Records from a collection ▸
■ ■ ■

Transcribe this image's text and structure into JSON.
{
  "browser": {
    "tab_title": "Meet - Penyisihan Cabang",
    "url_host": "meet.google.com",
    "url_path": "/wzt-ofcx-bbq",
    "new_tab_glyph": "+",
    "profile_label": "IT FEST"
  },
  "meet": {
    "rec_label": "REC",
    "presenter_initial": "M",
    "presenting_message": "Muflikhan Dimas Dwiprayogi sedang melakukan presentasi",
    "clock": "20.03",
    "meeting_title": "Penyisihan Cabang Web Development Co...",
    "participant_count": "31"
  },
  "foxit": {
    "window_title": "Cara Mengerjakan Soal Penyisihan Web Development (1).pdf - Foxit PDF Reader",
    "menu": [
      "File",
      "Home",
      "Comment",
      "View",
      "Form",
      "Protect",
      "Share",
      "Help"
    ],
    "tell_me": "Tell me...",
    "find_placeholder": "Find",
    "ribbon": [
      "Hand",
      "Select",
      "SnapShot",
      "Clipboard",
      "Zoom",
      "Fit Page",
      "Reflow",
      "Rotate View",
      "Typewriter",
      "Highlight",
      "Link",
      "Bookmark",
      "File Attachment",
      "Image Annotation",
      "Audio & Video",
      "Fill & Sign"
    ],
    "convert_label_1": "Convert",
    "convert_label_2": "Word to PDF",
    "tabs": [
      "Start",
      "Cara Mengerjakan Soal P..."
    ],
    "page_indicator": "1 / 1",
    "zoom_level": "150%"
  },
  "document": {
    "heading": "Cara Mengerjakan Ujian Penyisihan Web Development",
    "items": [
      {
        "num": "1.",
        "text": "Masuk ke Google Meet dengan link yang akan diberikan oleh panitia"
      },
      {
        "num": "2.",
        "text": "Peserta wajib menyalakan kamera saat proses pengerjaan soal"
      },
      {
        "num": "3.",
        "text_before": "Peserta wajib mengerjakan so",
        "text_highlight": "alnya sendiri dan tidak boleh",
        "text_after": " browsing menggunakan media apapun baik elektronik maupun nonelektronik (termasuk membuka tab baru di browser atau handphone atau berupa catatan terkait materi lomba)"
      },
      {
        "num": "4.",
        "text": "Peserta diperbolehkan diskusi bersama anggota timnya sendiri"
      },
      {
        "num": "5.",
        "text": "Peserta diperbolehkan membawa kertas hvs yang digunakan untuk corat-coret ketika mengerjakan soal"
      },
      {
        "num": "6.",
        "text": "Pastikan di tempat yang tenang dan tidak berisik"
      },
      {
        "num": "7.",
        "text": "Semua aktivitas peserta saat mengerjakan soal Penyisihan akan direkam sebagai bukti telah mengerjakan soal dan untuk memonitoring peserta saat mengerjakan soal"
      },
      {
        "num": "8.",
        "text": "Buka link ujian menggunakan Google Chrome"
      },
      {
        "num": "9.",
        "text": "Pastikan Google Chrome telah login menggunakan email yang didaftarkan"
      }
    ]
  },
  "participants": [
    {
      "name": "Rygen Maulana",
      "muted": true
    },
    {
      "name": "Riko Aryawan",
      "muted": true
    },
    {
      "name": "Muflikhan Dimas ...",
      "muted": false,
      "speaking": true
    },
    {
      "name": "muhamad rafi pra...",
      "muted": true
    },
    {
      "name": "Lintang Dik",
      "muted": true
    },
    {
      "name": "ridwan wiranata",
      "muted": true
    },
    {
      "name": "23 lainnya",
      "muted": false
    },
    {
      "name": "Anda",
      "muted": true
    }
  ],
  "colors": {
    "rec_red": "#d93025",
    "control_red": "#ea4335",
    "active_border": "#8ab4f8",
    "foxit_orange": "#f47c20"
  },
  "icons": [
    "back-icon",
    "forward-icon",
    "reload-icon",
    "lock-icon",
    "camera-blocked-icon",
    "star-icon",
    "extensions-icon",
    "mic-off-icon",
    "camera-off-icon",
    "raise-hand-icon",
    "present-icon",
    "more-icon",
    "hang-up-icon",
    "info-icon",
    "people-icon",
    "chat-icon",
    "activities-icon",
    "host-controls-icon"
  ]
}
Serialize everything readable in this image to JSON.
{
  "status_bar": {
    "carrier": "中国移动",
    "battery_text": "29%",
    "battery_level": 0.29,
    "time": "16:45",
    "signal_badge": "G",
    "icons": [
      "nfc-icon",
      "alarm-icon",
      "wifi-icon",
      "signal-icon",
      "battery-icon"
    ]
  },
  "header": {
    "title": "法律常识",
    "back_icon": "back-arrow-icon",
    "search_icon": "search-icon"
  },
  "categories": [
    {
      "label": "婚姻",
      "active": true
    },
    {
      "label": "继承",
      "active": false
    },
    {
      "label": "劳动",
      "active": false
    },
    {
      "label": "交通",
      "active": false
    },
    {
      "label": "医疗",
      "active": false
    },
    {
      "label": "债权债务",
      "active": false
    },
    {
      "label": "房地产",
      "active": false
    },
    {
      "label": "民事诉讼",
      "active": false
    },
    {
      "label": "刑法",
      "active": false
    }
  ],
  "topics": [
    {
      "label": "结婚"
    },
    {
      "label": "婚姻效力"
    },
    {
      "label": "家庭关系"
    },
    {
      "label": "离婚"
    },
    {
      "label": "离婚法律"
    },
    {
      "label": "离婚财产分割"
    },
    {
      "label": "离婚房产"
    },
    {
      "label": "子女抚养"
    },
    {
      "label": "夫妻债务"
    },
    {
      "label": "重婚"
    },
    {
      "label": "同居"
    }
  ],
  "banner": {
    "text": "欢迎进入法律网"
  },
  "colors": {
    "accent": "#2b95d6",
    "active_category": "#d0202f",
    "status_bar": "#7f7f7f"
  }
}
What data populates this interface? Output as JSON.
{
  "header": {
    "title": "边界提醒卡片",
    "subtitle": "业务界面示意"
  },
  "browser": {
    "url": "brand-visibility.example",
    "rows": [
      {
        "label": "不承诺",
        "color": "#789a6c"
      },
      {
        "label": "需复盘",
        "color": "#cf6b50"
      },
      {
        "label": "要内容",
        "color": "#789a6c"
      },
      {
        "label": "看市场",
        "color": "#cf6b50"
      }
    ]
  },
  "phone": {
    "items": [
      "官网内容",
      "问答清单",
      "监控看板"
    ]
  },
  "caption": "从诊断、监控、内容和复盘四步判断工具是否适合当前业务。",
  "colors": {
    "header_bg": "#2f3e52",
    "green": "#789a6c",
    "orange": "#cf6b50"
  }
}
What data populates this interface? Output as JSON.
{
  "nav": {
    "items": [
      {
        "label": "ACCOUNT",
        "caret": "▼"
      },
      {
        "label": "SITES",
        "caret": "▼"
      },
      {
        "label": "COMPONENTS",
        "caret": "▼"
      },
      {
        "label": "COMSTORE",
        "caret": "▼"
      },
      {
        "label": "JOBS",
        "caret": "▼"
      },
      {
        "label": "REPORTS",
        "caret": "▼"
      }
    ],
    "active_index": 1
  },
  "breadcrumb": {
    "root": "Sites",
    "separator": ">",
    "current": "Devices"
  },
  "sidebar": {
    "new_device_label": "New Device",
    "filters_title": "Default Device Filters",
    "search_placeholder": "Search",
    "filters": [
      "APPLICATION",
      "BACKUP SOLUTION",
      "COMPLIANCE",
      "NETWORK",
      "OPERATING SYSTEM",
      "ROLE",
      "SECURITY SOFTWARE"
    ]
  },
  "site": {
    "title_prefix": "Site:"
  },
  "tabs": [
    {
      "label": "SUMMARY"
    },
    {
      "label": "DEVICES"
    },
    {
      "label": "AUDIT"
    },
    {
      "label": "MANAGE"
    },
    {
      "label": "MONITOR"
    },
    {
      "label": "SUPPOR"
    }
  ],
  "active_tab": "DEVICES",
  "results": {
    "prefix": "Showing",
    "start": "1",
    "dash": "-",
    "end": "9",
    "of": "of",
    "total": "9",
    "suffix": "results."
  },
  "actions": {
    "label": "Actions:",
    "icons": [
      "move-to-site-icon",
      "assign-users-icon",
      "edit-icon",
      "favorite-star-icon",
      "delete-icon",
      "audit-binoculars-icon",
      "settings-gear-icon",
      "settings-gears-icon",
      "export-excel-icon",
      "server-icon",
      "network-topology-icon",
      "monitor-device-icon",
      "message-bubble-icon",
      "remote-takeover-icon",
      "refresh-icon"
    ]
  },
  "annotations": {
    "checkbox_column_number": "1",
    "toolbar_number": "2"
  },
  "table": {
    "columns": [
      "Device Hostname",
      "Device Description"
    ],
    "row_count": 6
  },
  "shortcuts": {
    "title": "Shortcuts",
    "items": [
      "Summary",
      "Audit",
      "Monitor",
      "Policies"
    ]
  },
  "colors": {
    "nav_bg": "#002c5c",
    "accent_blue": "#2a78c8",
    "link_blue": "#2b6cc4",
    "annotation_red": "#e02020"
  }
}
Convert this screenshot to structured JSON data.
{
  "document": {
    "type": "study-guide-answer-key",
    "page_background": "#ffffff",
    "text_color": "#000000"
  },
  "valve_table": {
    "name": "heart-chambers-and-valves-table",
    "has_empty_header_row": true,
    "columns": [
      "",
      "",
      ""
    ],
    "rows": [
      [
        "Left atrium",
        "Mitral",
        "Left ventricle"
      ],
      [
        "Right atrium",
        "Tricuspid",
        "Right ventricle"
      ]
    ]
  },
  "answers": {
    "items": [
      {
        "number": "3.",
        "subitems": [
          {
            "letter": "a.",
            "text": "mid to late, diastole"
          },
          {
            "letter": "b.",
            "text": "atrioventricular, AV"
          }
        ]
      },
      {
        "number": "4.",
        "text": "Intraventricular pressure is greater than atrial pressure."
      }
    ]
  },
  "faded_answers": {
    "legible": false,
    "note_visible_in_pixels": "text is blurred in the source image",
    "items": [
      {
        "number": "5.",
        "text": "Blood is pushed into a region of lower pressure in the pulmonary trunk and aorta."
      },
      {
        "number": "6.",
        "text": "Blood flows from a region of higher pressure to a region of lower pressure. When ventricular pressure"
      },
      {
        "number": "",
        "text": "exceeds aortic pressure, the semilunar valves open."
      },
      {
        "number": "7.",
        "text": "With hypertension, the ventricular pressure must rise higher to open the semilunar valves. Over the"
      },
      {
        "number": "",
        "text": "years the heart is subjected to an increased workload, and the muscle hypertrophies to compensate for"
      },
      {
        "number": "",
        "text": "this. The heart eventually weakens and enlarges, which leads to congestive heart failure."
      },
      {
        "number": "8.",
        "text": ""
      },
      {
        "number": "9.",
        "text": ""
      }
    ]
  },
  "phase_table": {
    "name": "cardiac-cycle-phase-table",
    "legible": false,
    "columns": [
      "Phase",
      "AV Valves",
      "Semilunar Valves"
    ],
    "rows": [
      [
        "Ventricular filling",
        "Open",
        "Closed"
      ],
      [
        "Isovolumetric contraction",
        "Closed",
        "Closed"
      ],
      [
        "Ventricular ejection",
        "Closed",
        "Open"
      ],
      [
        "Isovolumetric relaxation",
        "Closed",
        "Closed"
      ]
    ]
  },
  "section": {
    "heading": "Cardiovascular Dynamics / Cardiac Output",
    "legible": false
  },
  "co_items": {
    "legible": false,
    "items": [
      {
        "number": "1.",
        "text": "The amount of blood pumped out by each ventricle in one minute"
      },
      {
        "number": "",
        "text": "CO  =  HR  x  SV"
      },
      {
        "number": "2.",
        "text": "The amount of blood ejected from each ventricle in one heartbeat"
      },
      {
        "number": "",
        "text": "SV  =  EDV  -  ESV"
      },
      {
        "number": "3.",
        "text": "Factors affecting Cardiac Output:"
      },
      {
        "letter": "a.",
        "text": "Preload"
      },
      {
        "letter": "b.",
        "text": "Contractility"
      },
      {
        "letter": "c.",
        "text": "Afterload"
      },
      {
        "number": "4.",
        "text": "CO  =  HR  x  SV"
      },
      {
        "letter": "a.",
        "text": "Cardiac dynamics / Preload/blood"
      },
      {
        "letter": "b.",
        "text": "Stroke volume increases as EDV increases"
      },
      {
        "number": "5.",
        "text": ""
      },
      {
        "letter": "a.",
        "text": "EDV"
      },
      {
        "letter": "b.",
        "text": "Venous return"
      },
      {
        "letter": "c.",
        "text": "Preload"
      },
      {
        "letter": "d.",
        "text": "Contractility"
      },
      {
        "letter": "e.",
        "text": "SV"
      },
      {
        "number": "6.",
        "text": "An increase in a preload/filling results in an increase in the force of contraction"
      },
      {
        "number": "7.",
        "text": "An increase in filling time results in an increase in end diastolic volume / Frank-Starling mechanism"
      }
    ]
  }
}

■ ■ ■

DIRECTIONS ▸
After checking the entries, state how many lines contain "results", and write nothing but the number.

SOLUTION ▸
4